John Noddings, gracious host and weather advisor

Catching the first ferry and getting to radiation early come together for me now.  They are ways of opening up time and space with more grace—not pushing up to the limit with no room to maneuver.

I’ll keep John’s advice, spoken in his lovely Scottish accent, “Catch the Early Ferry” as the voice in my head that reminds me to allow myself enough room for the uncertainty, not knowing if the waters may turn rough and catch me unaware.

What about you?

Do you allow yourself the time and space to live life with grace?

How could you let go of the need to accomplish more and give yourself the extra time that allows for interruptions or delays?

Are there areas of your life where you could pair the bitter with something sweet?

Walk Across Iona

I approached my week at the Abbey wondering how I would fit in.  Now I look back at all our activities together and see glimpses of myself.  One of the things I’d looked forward to was our pilgrimage across the island to places of historical and religious significance.

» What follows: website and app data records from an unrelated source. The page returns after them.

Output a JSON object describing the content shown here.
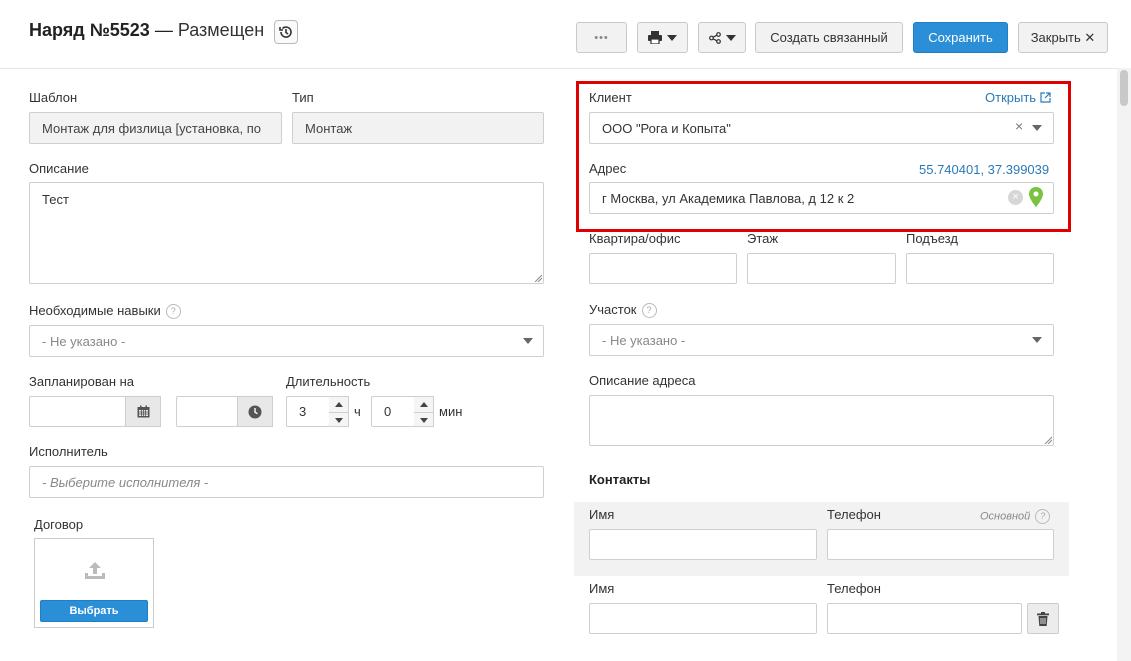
{
  "header": {
    "title_prefix": "Наряд №5523",
    "title_sep": " — ",
    "status": "Размещен",
    "more_label": "•••",
    "create_related_label": "Создать связанный",
    "save_label": "Сохранить",
    "close_label": "Закрыть ✕"
  },
  "left": {
    "template_label": "Шаблон",
    "template_value": "Монтаж для физлица [установка, по",
    "type_label": "Тип",
    "type_value": "Монтаж",
    "description_label": "Описание",
    "description_value": "Тест",
    "skills_label": "Необходимые навыки",
    "skills_value": "- Не указано -",
    "planned_label": "Запланирован на",
    "duration_label": "Длительность",
    "hours_value": "3",
    "hours_unit": "ч",
    "minutes_value": "0",
    "minutes_unit": "мин",
    "executor_label": "Исполнитель",
    "executor_placeholder": "- Выберите исполнителя -",
    "contract_label": "Договор",
    "choose_label": "Выбрать"
  },
  "right": {
    "client_label": "Клиент",
    "open_link": "Открыть",
    "client_value": "ООО \"Рога и Копыта\"",
    "address_label": "Адрес",
    "coordinates": "55.740401, 37.399039",
    "address_value": "г Москва, ул Академика Павлова, д 12 к 2",
    "apartment_label": "Квартира/офис",
    "floor_label": "Этаж",
    "entrance_label": "Подъезд",
    "area_label": "Участок",
    "area_value": "- Не указано -",
    "address_desc_label": "Описание адреса",
    "contacts_title": "Контакты",
    "contacts": [
      {
        "name_label": "Имя",
        "phone_label": "Телефон",
        "primary_label": "Основной"
      },
      {
        "name_label": "Имя",
        "phone_label": "Телефон"
      }
    ]
  },
  "colors": {
    "accent": "#2a8fd7",
    "highlight": "#e00000",
    "link": "#2a7ab8",
    "pin": "#7cc242"
  }
}
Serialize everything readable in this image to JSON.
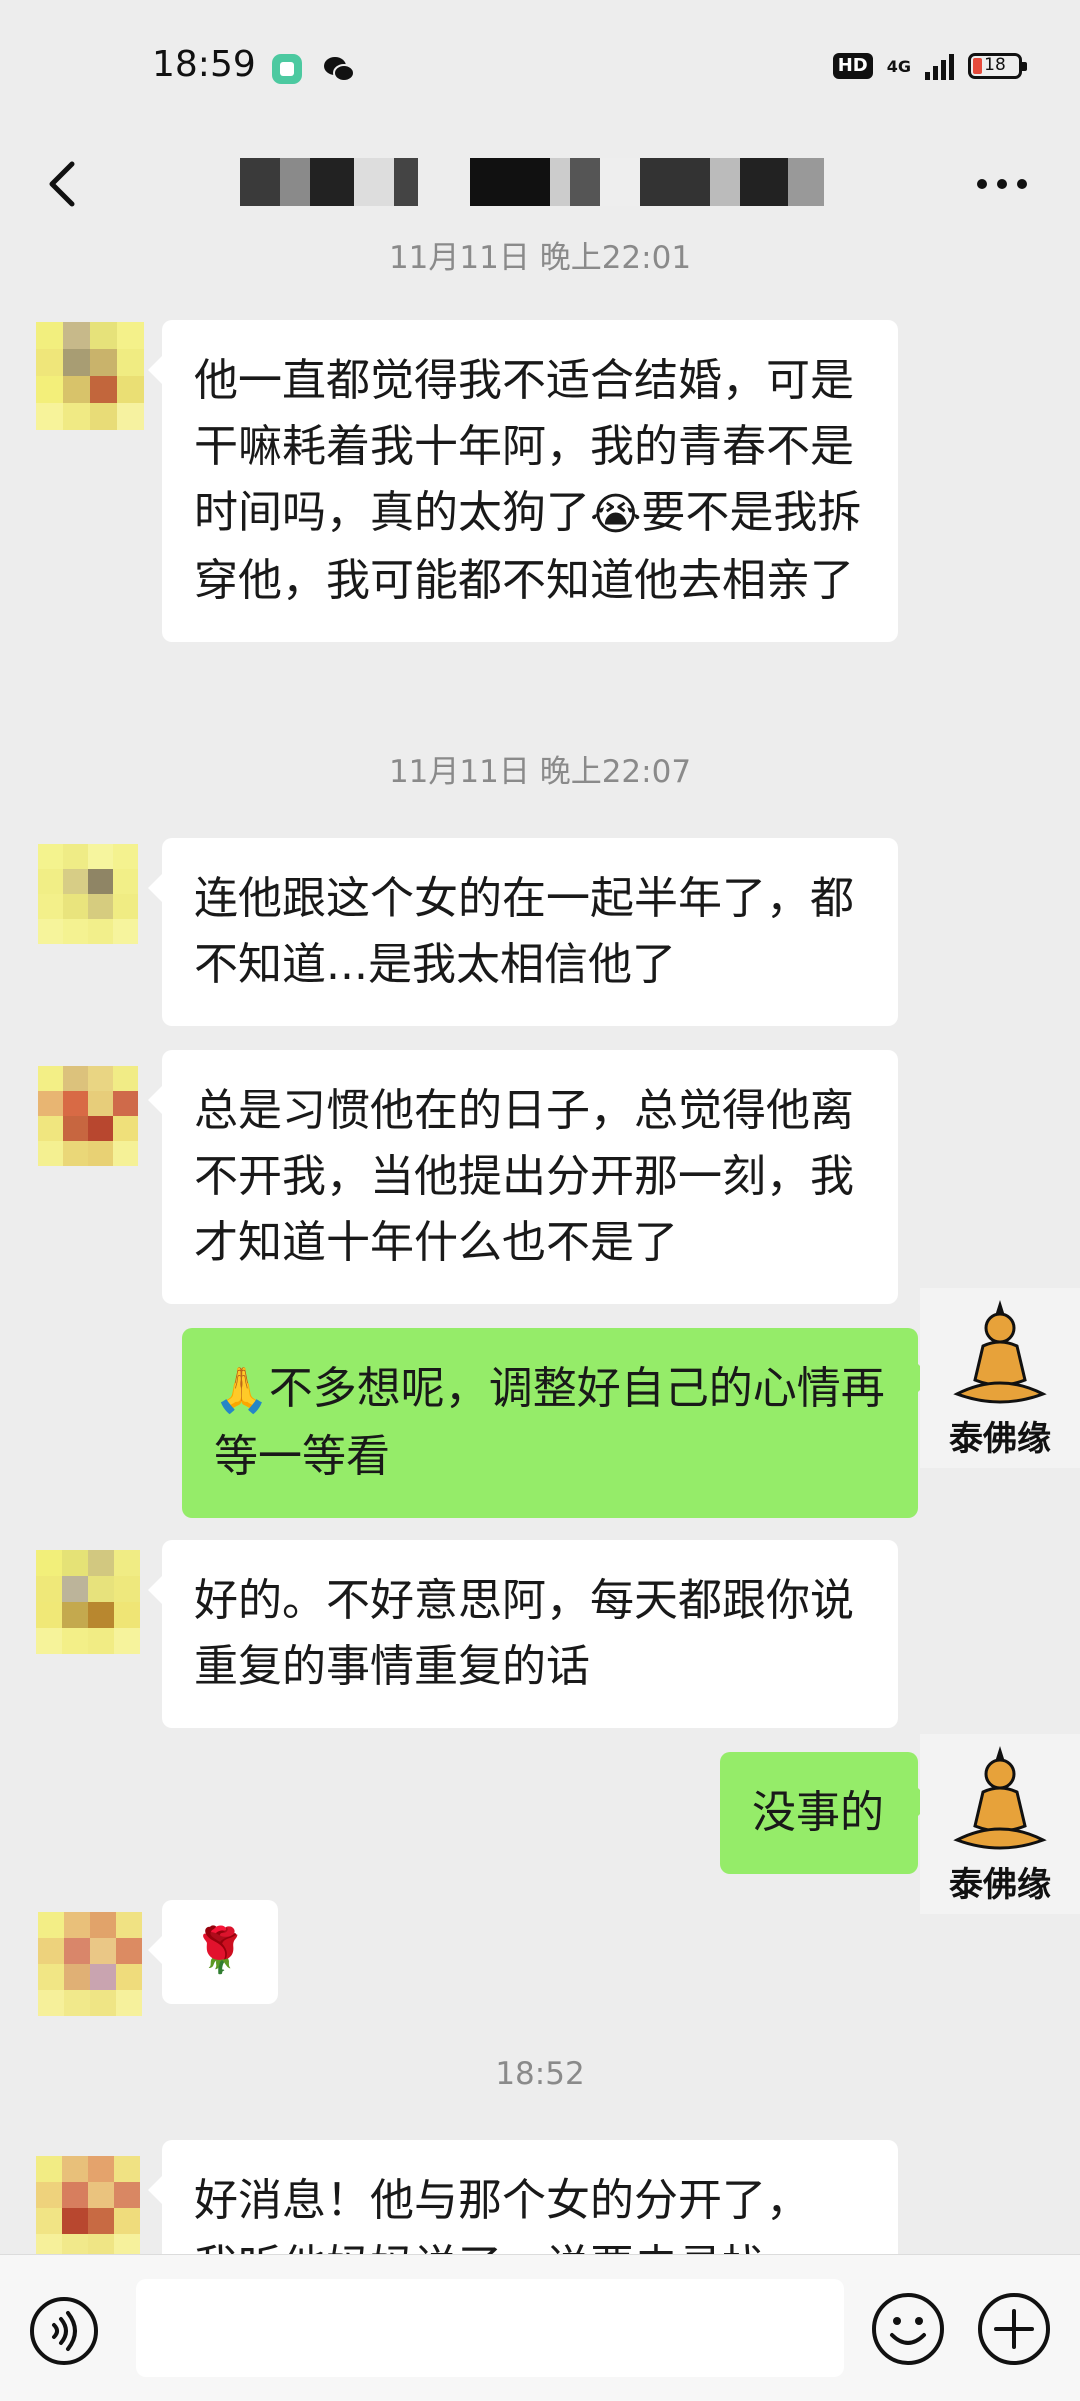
{
  "status_bar": {
    "time": "18:59",
    "hd_label": "HD",
    "network_label": "4G",
    "battery_level": "18"
  },
  "header": {
    "title": "",
    "back_icon": "chevron-left-icon",
    "more_icon": "more-dots-icon"
  },
  "messages": {
    "ts1": "11月11日 晚上22:01",
    "m1": "他一直都觉得我不适合结婚，可是干嘛耗着我十年阿，我的青春不是时间吗，真的太狗了",
    "m1_emoji": "😭",
    "m1_tail": "要不是我拆穿他，我可能都不知道他去相亲了",
    "ts2": "11月11日 晚上22:07",
    "m2": "连他跟这个女的在一起半年了，都不知道...是我太相信他了",
    "m3": "总是习惯他在的日子，总觉得他离不开我，当他提出分开那一刻，我才知道十年什么也不是了",
    "m4_emoji": "🙏",
    "m4": "不多想呢，调整好自己的心情再等一等看",
    "m5": "好的。不好意思阿，每天都跟你说重复的事情重复的话",
    "m6": "没事的",
    "m7_emoji": "🌹",
    "ts3": "18:52",
    "m8": "好消息！他与那个女的分开了，",
    "m8_cut": "我听他妈妈说了，说要去寻找"
  },
  "my_avatar": {
    "label": "泰佛缘"
  },
  "input_bar": {
    "placeholder": "",
    "voice_icon": "voice-icon",
    "emoji_icon": "smile-icon",
    "plus_icon": "plus-icon"
  },
  "colors": {
    "background": "#ededed",
    "incoming_bubble": "#ffffff",
    "outgoing_bubble": "#95ec69",
    "timestamp": "#8a8a8a"
  }
}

We all dressed in waterproofs and hiking boots– knowing that sections would be steep and sometimes boggy.  We were blessed with a beautiful sunny day.


Setting out on our journey together

At times I walked by myself, enjoying quiet moments to gather my thoughts and have my morning prayer walk like I’d have at home– remembering my family and friends who’d be sleeping– five hours behind in the States.  I enjoyed being out in nature, always renewing no matter the landscape or the types of animals that I encountered.  As far as I could see was grass-covered rolling land with rocky outcroppings dotted with sheep and some Highland cows, or “coos” as they’re called in Scotland.

These cows were comical looking to me with their triple coats and long hair growing down between their horns, almost covering their eyes.  We’d been told that they were gentle– for the most part, and I wanted to rub one.  I’ve loved cows since my childhood on a farm.


The cow wasn’t interested in me rubbing him

We climbed steep and rocky paths.  I was especially careful, thinking of David and his knee, imagining how difficult an injury would be so far from the Abbey.  At different points along our journey, I talked to whoever was close by, seeing them as the people in my path, not seeking out a specific person with an agenda for conversation.  For me, it felt like that was my call to being present, to letting go of trying to control the journey.

Getting close to mid-hike, we arrived at the southern tip of the island at St Columba’s Bay.  The beach was covered in pebbles and small stones.  This was the place where Columba is said to have arrived from Ireland on the Day of Pentecost in 563.  The staff member who led our walk, Ursula from Latvia, encouraged us to find a rock to cast into the water that represented what we’d carried that we wanted to be free of.  I thought of how my pride had made me hesitant to try new things for fear of making mistakes, for fear of looking foolish.  I chunked a large rock into the surf, hoping to leave that behind, at least more than I’d been able to do in the past.


St Columba’s Bay

I found a sheltered spot in the cleft of the rock, sitting in the sand to eat my packed sandwiches and orange.  A woman, whom I hadn’t talked with, sat beside me and shared about the rock she’d thrown into the sea, the pain she’d experienced that was being reworked at Iona.  We would have other conversations that week and walk in the group to the ferry landing on that dark Friday morning.

Continuing on, we traveled down through the common grazing land, the machair, and to the sea, the Atlantic dazzling before us, with tropical-appearing waters that were green and blue.  I felt my breath catch as I realized how God had opened up my life, this wider space that had been provided in this pilgrimage to Iona.

I was ‘fitting in’ by being myself, letting go of defensive pride that said I should be more than I am.

What about you?

Have you ever hesitated to try something new because you wondered how you’d fit in?

How did you manage that situation?

What did you bring away from that experience?  In retrospect, would you like to have handled it differently?